▶ _Prompt_
Reproduce the entries exactly, but keep the pictures out of the copy.

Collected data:

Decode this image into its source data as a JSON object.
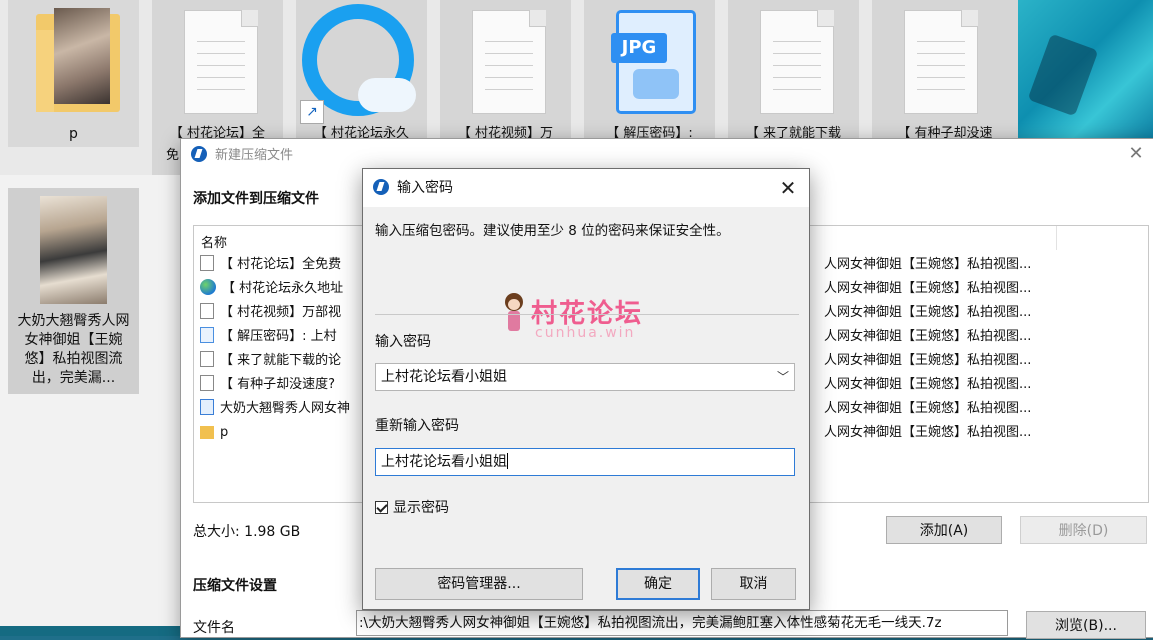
{
  "desktop": {
    "folder_label": "p",
    "photo_label": "大奶大翘臀秀人网女神御姐【王婉悠】私拍视图流出，完美漏...",
    "tiles": [
      {
        "label": "【 村花论坛】全"
      },
      {
        "label": "【 村花论坛永久"
      },
      {
        "label": "【 村花视频】万"
      },
      {
        "label": "【 解压密码】:"
      },
      {
        "label": "【 来了就能下载"
      },
      {
        "label": "【 有种子却没速"
      }
    ],
    "jpg_badge": "JPG",
    "tile_fragment": "免"
  },
  "main_window": {
    "title": "新建压缩文件",
    "section_add": "添加文件到压缩文件",
    "column_name": "名称",
    "rows": [
      {
        "name": "【 村花论坛】全免费",
        "icon": "text-file-icon"
      },
      {
        "name": "【 村花论坛永久地址",
        "icon": "globe-icon"
      },
      {
        "name": "【 村花视频】万部视",
        "icon": "text-file-icon"
      },
      {
        "name": "【 解压密码】: 上村",
        "icon": "image-file-icon"
      },
      {
        "name": "【 来了就能下载的论",
        "icon": "text-file-icon"
      },
      {
        "name": "【 有种子却没速度?",
        "icon": "text-file-icon"
      },
      {
        "name": "大奶大翘臀秀人网女神",
        "icon": "archive-file-icon"
      },
      {
        "name": "p",
        "icon": "folder-icon"
      }
    ],
    "row_desc": "人网女神御姐【王婉悠】私拍视图...",
    "total_size": "总大小: 1.98 GB",
    "add_button": "添加(A)",
    "delete_button": "删除(D)",
    "section_settings": "压缩文件设置",
    "filename_label": "文件名",
    "filename_value": ":\\大奶大翘臀秀人网女神御姐【王婉悠】私拍视图流出，完美漏鲍肛塞入体性感菊花无毛一线天.7z",
    "browse_button": "浏览(B)..."
  },
  "password_dialog": {
    "title": "输入密码",
    "description": "输入压缩包密码。建议使用至少 8 位的密码来保证安全性。",
    "password_label": "输入密码",
    "password_value": "上村花论坛看小姐姐",
    "confirm_label": "重新输入密码",
    "confirm_value": "上村花论坛看小姐姐",
    "show_password_label": "显示密码",
    "show_password_checked": true,
    "manager_button": "密码管理器...",
    "ok_button": "确定",
    "cancel_button": "取消"
  },
  "watermark": {
    "text": "村花论坛",
    "sub": "cunhua.win"
  }
}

▶ _Problem solution_
Decode this image into its source data as a JSON object.
{
  "desktop": {
    "folder_label": "p",
    "photo_label": "大奶大翘臀秀人网女神御姐【王婉悠】私拍视图流出，完美漏...",
    "tiles": [
      {
        "label": "【 村花论坛】全"
      },
      {
        "label": "【 村花论坛永久"
      },
      {
        "label": "【 村花视频】万"
      },
      {
        "label": "【 解压密码】:"
      },
      {
        "label": "【 来了就能下载"
      },
      {
        "label": "【 有种子却没速"
      }
    ],
    "jpg_badge": "JPG",
    "tile_fragment": "免"
  },
  "main_window": {
    "title": "新建压缩文件",
    "section_add": "添加文件到压缩文件",
    "column_name": "名称",
    "rows": [
      {
        "name": "【 村花论坛】全免费",
        "icon": "text-file-icon"
      },
      {
        "name": "【 村花论坛永久地址",
        "icon": "globe-icon"
      },
      {
        "name": "【 村花视频】万部视",
        "icon": "text-file-icon"
      },
      {
        "name": "【 解压密码】: 上村",
        "icon": "image-file-icon"
      },
      {
        "name": "【 来了就能下载的论",
        "icon": "text-file-icon"
      },
      {
        "name": "【 有种子却没速度?",
        "icon": "text-file-icon"
      },
      {
        "name": "大奶大翘臀秀人网女神",
        "icon": "archive-file-icon"
      },
      {
        "name": "p",
        "icon": "folder-icon"
      }
    ],
    "row_desc": "人网女神御姐【王婉悠】私拍视图...",
    "total_size": "总大小: 1.98 GB",
    "add_button": "添加(A)",
    "delete_button": "删除(D)",
    "section_settings": "压缩文件设置",
    "filename_label": "文件名",
    "filename_value": ":\\大奶大翘臀秀人网女神御姐【王婉悠】私拍视图流出，完美漏鲍肛塞入体性感菊花无毛一线天.7z",
    "browse_button": "浏览(B)..."
  },
  "password_dialog": {
    "title": "输入密码",
    "description": "输入压缩包密码。建议使用至少 8 位的密码来保证安全性。",
    "password_label": "输入密码",
    "password_value": "上村花论坛看小姐姐",
    "confirm_label": "重新输入密码",
    "confirm_value": "上村花论坛看小姐姐",
    "show_password_label": "显示密码",
    "show_password_checked": true,
    "manager_button": "密码管理器...",
    "ok_button": "确定",
    "cancel_button": "取消"
  },
  "watermark": {
    "text": "村花论坛",
    "sub": "cunhua.win"
  }
}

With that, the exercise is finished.